Getting ready for your self assessment return

So you need to complete a self assessment tax return?

Whether you are looking to do everything yourself, or your accountant has been in touch asking how you are getting along, this article will look at some of the basic bits of preparation you should be considering.  If you are using an accountant being prepared will help keep your fees in check.


For any employed positions you have held during the tax year, the key pieces of information will be:

  • details of your taxable income and tax paid under PAYE – either in your P45 if you left before the end of the tax year, or your P60 if you didn’t.  Your current employer must give you a P60 by 31 May after the tax year end;
  • details of any benefits you received that were not payrolled – form P11d.  Your employer must submit this by 6 July after the tax year end;
  • any employment-related expenses you may have incurred yourself – such as professional subscriptions, or business mileage records if your employer didn’t reimburse you at the HMRC approved rates.

Self Employment

If you run your own unincorporated business you (or your accountant) will need to draw up accounts in order to work out how much income, expenditure and taxable profit to declare.  If you are in partnership, the same applies – but your own tax return will only need to include your share of the partnership figures.  If you don’t keep these accounts up to date during the year, you will need to consider the following:

  • bank statements – it will save you a lot of time (and fees if you ask your accountant to help) if these are in electronic format (downloaded from your internet banking) – but failing that the paper statements are perfectly fine;
  • copies of sales invoices;
  • copies of purchase invoices;
  • petty cash records;
  • copies of VAT and PAYE filings if relevant;
  • mileage records for any vehicles you use for your business (total mileage and business mileage, unless you are using HMRC rates per mile for business mileage only).

Property income

In many respects the records you will need are similar to those for self employment:

  • bank statements;
  • details of rental income received;
  • details of expenditure incurred, including receipts (or agent’s statements if relevant).

Other income or reliefs

Whilst not exhaustive, the following are the most common considerations/documents:

  • details of bank or other interest received (your bank will produce tax year summaries);
  • vouchers for dividend income;
  • details of pension contributions made if tax relief was not given via your employer’s payroll (the pension provider will produce a summary of contributions);
  • details of donations made under gift aid arrangements;
  • if you or your partner claim child benefit, and you are the higher earner with total income of 50,000 or more, details of child benefit received;
  • if you sold property (other than your main residence), shares or other assets, details of those sales and the costs you paid to acquire the assets in the first place.
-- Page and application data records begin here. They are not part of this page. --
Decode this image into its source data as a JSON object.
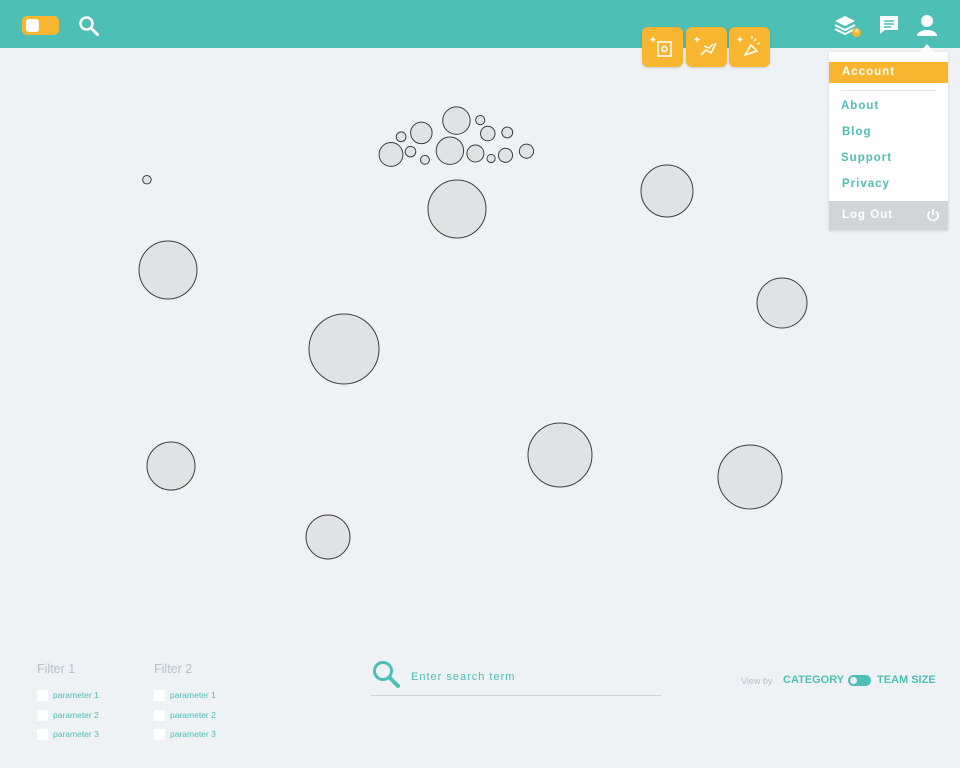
{
  "colors": {
    "teal": "#4dbfb5",
    "amber": "#f7b530",
    "bubble_fill": "#e0e2e4",
    "bubble_stroke": "#3f3f3f"
  },
  "header": {
    "toggle_icon": "toggle-switch",
    "search_icon": "search-icon",
    "actions": [
      {
        "name": "add-puzzle-action",
        "icon": "puzzle-sparkle-icon"
      },
      {
        "name": "add-team-action",
        "icon": "handshake-sparkle-icon"
      },
      {
        "name": "add-announcement-action",
        "icon": "megaphone-sparkle-icon"
      }
    ],
    "layers_badge": "4",
    "icons": [
      "layers-icon",
      "chat-icon",
      "user-icon"
    ]
  },
  "user_menu": {
    "items": [
      "Account",
      "About",
      "Blog",
      "Support",
      "Privacy"
    ],
    "active": "Account",
    "logout": "Log Out"
  },
  "filters": [
    {
      "title": "Filter 1",
      "options": [
        "parameter 1",
        "parameter 2",
        "parameter 3"
      ]
    },
    {
      "title": "Filter 2",
      "options": [
        "parameter 1",
        "parameter 2",
        "parameter 3"
      ]
    }
  ],
  "search": {
    "placeholder": "Enter search term"
  },
  "view_by": {
    "label": "View by",
    "option_a": "CATEGORY",
    "option_b": "TEAM SIZE"
  }
}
As with many things to do with tax, everyone is different and exactly what you need to include will vary according to your circumstances.  Therefore the above lists are not intended to be exhaustive and if you are in any doubt about what do to please seek advice.  Jameson Accounting would be delighted to hear from you via our contact form on this website, or by calling 07974 825093.  We will always offer you an initial meeting free of charge and with no obligation.